Last week, while world markets were tanking, I was attending a fascinating program, the GreenPowerConference on Carbon Markets. In my work at GreenMicrofinance I wanted to better understand this emerging scene - every microclient who obtains a loan to go renewable instead of remaining petroleum-dependent lowers her carbon emissions, so in theory that is a huge amount of carbon offsetting in aggregate, if not in each individual household.
The problem: the earth is overheating due to excessive carbon emissions caused by consuming fossil fuels. The solution, to reduce these carbon emissions, is global and massive, and while the US is late to the table, it is clear that even with footdragging politicians slowing the process, the United States business and environmental sectors, and even our state governments, are moving forward without them.
A presentation by Steven Fine of ICF International laid out the challenge elegantly for a non-techy person like me.
- How do you design and plan systems and projects when the cost of energy is not knowable? Look at how unpredictable prices for different energy sources have been in the last year or two. Oil went up $25 a barrel today. Wind energy is now considered cost effective. Solar prices are expected to come down. We are all flying blind here.
- The regulations and policies are not yet known. While it is assumed there will be a USA cap & trade system in place, the Western Climate Initiative states are initiating their own, a Northeast consortium of states are doing the same, RGGI, Regional Greenhouse Gas Initiative kicks into place on 1/1/09, and Kyoto itself expires in 2012.
- The technologies to accomplish the goals continue to develop, but most are not in place yet, like sequestration of coal emissions. Their price is also a complete unknown. I can add 2 more items to Fine's:
- This marketed and traded commodity, tons of carbon, is invisible to begin with and

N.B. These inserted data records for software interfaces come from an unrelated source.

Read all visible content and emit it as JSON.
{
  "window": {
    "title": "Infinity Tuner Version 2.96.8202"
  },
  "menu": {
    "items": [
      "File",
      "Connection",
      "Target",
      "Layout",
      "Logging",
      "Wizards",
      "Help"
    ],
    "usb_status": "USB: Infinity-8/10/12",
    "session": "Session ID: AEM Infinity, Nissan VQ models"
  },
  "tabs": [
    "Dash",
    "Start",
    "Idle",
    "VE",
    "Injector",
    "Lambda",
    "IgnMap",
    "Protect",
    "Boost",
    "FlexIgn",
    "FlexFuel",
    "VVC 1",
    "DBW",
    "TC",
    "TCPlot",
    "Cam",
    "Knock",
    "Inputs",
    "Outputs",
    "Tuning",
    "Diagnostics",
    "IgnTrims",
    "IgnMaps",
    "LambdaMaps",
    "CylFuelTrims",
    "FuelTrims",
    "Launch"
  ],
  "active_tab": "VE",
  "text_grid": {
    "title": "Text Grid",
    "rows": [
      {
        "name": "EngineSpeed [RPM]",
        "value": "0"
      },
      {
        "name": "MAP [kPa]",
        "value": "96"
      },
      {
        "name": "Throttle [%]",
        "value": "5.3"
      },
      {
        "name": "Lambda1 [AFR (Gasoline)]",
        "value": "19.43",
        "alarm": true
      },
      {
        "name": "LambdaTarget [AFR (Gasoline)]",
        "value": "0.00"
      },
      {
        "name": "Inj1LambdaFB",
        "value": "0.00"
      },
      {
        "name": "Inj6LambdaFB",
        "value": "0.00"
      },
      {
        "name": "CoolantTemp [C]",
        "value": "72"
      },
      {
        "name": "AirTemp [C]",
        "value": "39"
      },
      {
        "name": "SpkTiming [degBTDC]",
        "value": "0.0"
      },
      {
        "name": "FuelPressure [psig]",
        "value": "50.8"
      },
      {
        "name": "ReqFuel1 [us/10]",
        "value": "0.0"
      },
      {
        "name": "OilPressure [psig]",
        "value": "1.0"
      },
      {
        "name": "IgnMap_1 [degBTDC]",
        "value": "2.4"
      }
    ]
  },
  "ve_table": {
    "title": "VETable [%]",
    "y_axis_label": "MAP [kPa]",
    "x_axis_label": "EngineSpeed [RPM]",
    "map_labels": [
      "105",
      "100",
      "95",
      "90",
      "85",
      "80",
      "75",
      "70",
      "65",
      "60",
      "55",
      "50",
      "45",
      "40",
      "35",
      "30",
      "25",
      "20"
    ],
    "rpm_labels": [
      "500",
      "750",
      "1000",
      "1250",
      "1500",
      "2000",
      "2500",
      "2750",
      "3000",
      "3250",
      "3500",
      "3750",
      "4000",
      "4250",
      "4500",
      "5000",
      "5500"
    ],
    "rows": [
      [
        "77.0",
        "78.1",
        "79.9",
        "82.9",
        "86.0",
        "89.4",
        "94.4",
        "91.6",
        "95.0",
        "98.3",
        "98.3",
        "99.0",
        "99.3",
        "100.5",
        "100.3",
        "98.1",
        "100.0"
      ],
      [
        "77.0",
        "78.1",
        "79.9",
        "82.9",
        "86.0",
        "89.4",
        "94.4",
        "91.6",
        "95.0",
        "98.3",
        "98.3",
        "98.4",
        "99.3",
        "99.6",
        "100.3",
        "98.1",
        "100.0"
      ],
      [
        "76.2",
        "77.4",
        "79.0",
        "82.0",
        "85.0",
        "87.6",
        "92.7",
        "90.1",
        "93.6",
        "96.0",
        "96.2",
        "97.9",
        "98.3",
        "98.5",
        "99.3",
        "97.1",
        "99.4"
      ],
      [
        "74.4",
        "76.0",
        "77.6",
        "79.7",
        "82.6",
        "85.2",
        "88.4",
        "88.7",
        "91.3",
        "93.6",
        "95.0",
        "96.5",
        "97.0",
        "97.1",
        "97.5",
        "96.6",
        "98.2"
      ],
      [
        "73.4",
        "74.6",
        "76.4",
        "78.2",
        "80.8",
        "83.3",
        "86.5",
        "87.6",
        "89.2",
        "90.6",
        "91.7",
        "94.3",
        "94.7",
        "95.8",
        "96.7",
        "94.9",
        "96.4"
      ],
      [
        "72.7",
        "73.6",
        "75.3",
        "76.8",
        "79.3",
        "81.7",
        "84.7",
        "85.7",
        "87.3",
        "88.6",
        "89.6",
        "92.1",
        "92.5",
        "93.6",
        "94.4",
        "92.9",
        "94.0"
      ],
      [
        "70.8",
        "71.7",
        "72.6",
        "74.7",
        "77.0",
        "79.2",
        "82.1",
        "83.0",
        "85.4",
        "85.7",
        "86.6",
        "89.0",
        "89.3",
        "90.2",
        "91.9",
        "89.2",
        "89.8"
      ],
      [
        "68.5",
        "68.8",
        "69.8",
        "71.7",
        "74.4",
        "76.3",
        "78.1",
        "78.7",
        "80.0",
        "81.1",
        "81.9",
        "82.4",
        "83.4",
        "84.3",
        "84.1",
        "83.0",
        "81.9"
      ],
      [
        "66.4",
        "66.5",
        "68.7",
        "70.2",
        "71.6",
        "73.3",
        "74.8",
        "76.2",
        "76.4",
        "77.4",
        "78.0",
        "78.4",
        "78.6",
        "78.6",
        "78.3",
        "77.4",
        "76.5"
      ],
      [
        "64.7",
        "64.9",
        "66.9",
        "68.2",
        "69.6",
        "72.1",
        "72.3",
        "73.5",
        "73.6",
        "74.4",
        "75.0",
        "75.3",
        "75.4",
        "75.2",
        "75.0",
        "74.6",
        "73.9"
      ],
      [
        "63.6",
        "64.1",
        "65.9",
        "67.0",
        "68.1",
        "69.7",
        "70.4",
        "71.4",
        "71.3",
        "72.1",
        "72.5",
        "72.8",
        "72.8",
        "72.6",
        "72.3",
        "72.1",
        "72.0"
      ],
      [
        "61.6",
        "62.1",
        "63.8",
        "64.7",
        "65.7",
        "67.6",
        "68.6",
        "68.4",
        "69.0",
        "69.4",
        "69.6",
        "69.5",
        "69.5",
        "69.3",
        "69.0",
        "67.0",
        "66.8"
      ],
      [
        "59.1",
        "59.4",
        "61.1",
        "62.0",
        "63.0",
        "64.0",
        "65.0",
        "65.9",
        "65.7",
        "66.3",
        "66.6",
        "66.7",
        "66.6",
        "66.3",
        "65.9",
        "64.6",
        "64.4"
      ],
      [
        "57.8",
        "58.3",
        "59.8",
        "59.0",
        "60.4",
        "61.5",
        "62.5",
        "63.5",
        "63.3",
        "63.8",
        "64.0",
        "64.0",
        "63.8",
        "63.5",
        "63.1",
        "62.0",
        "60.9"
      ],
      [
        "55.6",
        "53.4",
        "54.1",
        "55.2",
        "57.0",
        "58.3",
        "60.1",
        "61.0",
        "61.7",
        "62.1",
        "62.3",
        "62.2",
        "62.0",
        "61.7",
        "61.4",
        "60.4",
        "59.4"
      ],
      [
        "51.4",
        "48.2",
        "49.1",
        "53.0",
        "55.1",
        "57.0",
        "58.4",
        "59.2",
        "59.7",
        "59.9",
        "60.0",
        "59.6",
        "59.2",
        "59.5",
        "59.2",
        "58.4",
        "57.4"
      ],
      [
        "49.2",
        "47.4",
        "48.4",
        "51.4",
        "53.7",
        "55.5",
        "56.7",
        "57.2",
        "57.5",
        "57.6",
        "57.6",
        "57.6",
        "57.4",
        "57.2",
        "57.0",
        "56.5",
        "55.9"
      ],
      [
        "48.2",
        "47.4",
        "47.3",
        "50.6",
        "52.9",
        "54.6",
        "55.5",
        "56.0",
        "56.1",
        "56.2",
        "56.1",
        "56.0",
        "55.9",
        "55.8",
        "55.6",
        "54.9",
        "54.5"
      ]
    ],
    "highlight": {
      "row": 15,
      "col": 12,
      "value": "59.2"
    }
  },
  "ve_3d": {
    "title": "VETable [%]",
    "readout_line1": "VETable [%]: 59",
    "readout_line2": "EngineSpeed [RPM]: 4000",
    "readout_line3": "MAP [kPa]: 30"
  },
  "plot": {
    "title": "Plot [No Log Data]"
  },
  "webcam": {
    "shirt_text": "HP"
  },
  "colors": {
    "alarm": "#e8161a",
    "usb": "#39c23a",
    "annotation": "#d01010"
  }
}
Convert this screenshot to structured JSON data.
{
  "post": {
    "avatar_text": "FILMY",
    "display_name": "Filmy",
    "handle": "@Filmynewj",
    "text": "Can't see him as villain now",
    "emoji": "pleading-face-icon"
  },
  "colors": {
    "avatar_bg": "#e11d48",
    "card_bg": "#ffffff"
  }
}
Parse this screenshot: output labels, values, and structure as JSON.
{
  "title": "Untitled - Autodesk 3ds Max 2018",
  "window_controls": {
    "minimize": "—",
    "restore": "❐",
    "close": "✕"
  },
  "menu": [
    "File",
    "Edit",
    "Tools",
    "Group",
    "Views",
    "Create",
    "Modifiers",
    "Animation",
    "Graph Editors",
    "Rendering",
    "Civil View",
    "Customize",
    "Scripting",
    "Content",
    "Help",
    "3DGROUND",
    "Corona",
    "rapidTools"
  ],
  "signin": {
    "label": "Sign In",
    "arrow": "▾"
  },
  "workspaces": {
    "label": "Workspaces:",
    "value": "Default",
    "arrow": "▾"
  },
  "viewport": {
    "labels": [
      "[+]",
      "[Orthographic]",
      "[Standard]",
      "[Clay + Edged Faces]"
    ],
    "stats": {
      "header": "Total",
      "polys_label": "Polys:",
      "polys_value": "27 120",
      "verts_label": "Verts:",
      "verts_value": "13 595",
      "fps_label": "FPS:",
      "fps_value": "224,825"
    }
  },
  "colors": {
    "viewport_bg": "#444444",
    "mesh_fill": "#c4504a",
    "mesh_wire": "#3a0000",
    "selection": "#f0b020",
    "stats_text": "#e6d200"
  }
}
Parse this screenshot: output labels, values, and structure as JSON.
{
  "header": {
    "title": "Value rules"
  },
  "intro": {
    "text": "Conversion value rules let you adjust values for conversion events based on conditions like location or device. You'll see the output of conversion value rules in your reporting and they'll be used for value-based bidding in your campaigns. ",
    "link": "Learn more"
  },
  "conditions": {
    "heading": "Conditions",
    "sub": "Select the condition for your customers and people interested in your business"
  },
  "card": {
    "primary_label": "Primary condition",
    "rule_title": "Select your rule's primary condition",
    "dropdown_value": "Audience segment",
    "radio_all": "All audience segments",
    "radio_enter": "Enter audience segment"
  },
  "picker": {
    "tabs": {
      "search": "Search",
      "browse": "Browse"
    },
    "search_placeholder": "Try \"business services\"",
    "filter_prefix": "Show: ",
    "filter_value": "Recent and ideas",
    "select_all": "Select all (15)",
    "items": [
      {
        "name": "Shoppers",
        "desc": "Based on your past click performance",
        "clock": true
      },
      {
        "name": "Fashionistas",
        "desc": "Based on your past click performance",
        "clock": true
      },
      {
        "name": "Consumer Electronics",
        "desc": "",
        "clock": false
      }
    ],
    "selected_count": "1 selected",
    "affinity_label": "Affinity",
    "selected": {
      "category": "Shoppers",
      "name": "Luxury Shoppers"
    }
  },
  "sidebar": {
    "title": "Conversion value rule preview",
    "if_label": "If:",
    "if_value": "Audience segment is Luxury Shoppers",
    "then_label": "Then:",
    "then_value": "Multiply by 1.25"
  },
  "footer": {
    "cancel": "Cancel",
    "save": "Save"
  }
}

- What is actually being produced is a negative - that invisible ton of carbon is actually NOT being created. So we are buying and selling an abstraction of an invisible substance. Tricky!
photo from Good Magazine